Members of the Senate HELP Committee were all shown footage from a 1990 episode of The Oprah Winfrey Show that featured Lisa Fierstein, Puzder’s ex-wife, according to the Washington Post. Fierstein appeared in disguise on the show to discuss the multiple times she says that Puzder physically assaulted her in the 1980s. Fierstein has since retracted the allegations.
Winfrey turned over the tape to the Senate but refrained from releasing it to the public. The video made its to the public Wednesday, however, due to the fact that a woman who also appeared on the show gave a copy to Politico, according to Deadline.
Fierstein in the interview alleges that Puzder threatened her after she made the decision to divorce him.
“Remember that my ex-husband was a public figure.

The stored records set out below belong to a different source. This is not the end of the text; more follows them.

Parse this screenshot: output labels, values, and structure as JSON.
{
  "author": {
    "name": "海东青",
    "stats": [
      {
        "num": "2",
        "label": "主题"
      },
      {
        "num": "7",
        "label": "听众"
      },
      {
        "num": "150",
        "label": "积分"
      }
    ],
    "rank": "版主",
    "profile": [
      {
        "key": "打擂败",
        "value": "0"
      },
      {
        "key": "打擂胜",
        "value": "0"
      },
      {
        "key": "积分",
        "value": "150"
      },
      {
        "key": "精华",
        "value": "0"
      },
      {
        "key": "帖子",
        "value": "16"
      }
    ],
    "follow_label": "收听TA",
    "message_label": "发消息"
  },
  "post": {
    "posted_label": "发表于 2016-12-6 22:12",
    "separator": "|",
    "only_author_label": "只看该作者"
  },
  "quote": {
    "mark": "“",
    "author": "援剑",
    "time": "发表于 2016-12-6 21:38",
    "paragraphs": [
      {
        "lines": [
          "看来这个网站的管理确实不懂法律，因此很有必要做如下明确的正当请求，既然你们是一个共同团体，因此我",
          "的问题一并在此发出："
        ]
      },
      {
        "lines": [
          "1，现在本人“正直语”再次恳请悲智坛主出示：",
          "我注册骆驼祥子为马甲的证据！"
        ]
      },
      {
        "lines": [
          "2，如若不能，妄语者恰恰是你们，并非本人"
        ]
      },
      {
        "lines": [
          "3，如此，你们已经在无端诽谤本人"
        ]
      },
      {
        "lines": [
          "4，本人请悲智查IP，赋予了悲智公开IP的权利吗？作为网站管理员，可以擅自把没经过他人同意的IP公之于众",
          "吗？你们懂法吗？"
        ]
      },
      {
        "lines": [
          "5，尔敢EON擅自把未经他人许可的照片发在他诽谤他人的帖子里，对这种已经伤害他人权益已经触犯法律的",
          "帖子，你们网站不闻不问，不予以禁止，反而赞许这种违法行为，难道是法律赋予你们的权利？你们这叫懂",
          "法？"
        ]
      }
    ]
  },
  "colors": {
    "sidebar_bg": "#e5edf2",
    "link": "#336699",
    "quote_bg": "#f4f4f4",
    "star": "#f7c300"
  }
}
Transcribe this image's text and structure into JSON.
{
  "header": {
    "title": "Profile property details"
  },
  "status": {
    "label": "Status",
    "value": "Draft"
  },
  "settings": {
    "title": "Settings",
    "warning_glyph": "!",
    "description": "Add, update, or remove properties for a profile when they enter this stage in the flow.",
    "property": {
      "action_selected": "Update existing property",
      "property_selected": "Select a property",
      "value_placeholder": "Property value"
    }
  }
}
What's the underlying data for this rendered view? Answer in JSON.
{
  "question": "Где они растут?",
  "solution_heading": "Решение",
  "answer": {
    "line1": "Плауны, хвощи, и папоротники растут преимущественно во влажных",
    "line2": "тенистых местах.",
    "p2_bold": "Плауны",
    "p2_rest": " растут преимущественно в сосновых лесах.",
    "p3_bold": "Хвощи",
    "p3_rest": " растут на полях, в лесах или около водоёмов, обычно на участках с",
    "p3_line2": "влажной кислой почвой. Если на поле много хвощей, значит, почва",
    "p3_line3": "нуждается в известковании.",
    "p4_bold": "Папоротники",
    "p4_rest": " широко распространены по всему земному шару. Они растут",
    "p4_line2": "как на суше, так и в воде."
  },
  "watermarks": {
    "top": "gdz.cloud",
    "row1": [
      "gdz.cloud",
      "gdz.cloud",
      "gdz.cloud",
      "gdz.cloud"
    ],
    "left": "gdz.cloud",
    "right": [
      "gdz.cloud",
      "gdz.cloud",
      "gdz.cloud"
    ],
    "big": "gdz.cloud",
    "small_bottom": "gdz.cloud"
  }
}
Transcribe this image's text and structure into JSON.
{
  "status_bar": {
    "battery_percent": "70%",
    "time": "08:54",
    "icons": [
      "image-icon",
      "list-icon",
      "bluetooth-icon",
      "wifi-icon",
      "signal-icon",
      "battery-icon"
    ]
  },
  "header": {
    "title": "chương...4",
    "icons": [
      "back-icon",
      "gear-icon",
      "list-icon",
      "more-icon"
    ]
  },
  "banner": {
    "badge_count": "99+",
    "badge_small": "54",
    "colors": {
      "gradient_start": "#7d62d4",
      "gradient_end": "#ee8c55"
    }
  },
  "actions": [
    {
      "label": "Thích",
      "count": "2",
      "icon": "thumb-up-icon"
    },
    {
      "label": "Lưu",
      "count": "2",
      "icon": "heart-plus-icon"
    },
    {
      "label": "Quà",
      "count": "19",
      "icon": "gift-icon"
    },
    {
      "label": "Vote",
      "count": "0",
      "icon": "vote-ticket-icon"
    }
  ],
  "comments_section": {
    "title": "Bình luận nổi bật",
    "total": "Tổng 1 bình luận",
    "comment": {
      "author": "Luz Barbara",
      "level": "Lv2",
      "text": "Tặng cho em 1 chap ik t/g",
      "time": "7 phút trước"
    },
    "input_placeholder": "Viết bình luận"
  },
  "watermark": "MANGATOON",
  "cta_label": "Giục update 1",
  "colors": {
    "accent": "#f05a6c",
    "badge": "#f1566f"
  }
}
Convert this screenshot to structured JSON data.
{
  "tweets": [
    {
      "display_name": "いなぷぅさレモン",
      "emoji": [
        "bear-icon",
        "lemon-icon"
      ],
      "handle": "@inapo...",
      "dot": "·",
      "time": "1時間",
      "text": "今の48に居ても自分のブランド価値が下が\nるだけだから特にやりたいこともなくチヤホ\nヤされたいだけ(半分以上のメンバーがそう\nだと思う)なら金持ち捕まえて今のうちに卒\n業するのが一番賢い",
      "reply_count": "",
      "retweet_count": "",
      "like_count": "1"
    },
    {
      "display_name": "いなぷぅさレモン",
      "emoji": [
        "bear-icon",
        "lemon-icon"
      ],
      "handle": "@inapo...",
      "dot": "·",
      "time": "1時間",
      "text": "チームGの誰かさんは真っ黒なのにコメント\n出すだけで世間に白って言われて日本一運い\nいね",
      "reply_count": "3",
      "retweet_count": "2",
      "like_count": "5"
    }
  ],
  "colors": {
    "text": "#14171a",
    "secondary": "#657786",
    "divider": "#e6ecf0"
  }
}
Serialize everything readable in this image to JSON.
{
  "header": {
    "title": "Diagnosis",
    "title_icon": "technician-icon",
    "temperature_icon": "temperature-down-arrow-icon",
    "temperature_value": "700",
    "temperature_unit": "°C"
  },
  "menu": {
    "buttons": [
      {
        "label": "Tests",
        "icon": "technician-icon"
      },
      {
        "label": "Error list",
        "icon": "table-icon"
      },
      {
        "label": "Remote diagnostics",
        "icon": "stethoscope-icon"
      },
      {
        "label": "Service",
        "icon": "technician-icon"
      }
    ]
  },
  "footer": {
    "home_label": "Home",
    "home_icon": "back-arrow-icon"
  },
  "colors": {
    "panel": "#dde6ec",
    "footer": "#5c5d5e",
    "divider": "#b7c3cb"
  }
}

Everyone knew him and knew what he was doing—and once I made that public, he vowed revenge. And he said, ‘I will see you in the gutter. This will never be over. You will pay for this,” Fierstein said.
Puzder’s company is also in the middle of a massive class-action lawsuit that was filed in a California superior court last week, according to the Intercept. The complaint accuses CKE and its franchisees of colluding to “suppress the wages of restaurant-based managers and shift leaders” at Carl’s Jr restaurants in Los Angeles and around the world.
A representative for CKE noted in an email statement to the Daily Dot that CKE is not a franchisor and operates its restaurant activities through its subsidiaries, Carl’s Jr and Hardee’s, which were both united under CKE in the late ’90s. The statement notes that 94 percent of the Carl’s Jr/Hardee’s system is franchised.
Amrita Khalid is a technology and politics reporter who specializes in breaking down complex issues into practical, useful terms. A former contributor to CQ, a Congressional news and analysis site, she's currently a master's candidate in international relations at the University of Leeds.